This is one I made up, based on a standard scone recipe. The nutritional yeast helps to make them cheesy-tasting without adding fat, and the combination of herbs is nicely-balanced to add a good, savoury flavour without being too dominating. Finely-chopped spring onion (green onion) might be a good addition to these, but I haven’t tested that yet; it might be good with the nutritional yeast doubled to make the scones even cheesier. I use my own celery salt in these – grind together equal volumes of celery seed and table salt. These are good hot with soya margarine, or cold with soup or stew. Eat them soon after they come out of the oven, or freeze them, as they go stale fast.
- 250g (9oz) self-raising flour
- 2 tsp dried chives
- 1/2 tsp dried dill
- 1/4 tsp dried thyme
- 6 Tbsp (3/8 cup) nutritional yeast flakes
- a pinch of celery salt (or ordinary salt)
- 40g (1 1/2 oz) soya margarine
- about 125ml (4 1/2 fl oz) soya milk

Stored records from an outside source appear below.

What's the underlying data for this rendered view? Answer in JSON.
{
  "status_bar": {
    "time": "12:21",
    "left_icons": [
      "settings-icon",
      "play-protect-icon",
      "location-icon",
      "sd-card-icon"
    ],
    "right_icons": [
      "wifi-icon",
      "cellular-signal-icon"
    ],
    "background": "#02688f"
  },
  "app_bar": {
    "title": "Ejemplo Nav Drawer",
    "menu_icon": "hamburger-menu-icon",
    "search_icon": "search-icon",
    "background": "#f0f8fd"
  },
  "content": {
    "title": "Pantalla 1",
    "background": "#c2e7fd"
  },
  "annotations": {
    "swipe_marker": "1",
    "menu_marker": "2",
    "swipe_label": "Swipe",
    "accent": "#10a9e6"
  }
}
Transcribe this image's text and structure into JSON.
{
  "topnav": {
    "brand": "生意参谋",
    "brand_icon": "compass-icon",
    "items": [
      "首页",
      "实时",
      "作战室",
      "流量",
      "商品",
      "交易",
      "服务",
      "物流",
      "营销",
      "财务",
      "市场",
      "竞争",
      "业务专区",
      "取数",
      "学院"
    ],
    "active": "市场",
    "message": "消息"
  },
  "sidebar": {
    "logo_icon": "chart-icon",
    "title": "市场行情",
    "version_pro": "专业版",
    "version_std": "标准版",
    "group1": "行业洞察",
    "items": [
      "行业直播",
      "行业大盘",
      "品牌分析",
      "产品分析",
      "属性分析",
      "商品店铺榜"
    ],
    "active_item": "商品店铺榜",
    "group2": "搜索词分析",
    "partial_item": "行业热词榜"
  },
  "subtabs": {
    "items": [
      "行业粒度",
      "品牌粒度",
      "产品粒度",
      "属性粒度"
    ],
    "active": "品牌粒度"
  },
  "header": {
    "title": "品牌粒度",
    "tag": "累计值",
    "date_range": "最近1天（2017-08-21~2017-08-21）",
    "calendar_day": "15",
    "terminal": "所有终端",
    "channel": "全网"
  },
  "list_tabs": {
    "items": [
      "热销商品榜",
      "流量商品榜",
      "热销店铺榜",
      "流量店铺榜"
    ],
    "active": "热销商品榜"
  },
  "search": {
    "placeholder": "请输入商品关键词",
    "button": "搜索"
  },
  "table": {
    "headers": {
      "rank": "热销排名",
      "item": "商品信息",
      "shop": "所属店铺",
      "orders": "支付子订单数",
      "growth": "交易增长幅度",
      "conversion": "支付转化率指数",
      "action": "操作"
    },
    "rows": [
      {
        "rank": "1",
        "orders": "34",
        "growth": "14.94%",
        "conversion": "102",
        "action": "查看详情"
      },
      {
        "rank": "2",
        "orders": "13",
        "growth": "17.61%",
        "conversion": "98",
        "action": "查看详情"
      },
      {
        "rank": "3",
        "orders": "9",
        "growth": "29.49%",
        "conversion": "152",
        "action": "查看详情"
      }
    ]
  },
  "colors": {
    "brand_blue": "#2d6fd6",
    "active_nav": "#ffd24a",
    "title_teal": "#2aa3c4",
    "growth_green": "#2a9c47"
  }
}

- Sift the flour into a bowl (this incorporates air). Add the herbs, salt and nutritional yeast, and mix well. Add the margarine in small blobs and mix again.
- Rubbing-in: pick up the flour-coated blobs of margarine in your fingertips, hold your hands above the bowl, and rub the margarine into the flour with your fingertips, dropping the results into the bowl as you do so. Keep doing this until the mixture looks like fine breadcrumbs.
- Add most of the milk and mix, first with a wooden spoon and then your hands. Add more milk if needed to form a soft non-sticky dough (be careful as it’s a lot easier to add more milk than take some away…). Don’t handle the dough too roughly, but don’t be scared of it, either.
- Roll out the dough to about 2cm (3/4 inch) thick. Either cut into circles with a cutter, reroll the scraps and repeat, or slice into square or triangles. Either way, place on a baking try and cook in a pre-heated oven at Gas 8 (230C, 450F) for about 10 minutes until risen and golden.
Cardamon and Pine Nut Scones – From: email@example.com (Deva)
- 1 1/2 c flour
- 1/2 c oat flour
- 1/2 c sugar
- 2 tsp baking powder
- 1/2 tsp baking soda
- 1/2 tsp salt
- 2 tsp (to taste) ground cardamom
- 1/4 c pine nuts, ground
- 4 tbs butter
- 2 eggs, lightly beaten
- 1/2 c cream (as needed)
- Place the dry ingredients in a bowl and stir to mix.
- Add the pine nuts and the butter and cut into the flour mixture.
- Stir in the eggs and add just enough cream to make a stiff dough.
- Put the dough on a floured board and pat it out into a circle about 1/4-1/2 inch thick.
- Cut into wedges and place wedges on a cookie sheet at least one inch apart.
- Bake at 400 degrees for 15 minutes or till nicely browned.
- Sprinkle with additional cardamom and serve with plum jam.
Note: You may increase the amount of cardamom or substitute coriander for a stronger flavor. You can also leave out the pine nuts and add a small amount of additional butter.
Silliness – Think About It – Is there another word for synonym?